The cost of leaving your Facebook profile unprotected at its default security settings was made much clearer this week, as security consultant Ron Bowes used a simple piece of code to trawl through every unprotected Facebook profile. He then published the personal details of over 100 million Facebook users via a peer-to-peer file-sharing system called BitTorrent.
Bowes did nothing illegal – it was more of a stunt, to reveal how much data we make available. All of the information collected was already available publicly; Bowes simply collected and indexed it.
The release of all this data in one place emphasizes the personal and professional importance of controlling your Facebook security settings. With databases like this, a potential boss could quickly scan your information, contacts and possibly even your wall posts, hobbies and other personal details.
And as everyone knows, there’s plenty to incriminate a potential employee on many Facebook walls.
For the sake of your professional life, as well as to avoid some personal complications, it’s best to lock down your profile as tightly as possible, and then ease up on the settings for people you trust.

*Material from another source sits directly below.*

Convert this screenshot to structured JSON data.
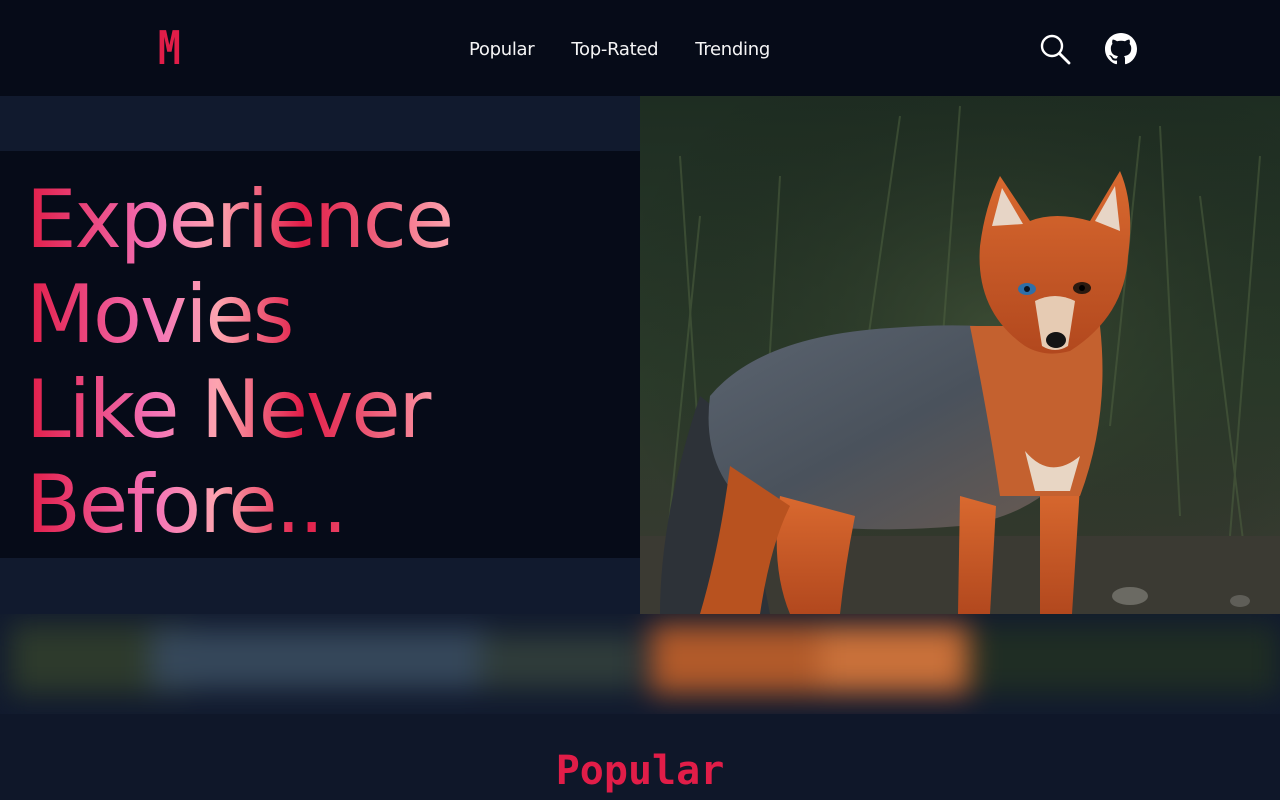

Start by setting your profile so that non-registered users – like Ron Bowes’ program – can’t access your details, and move on from there.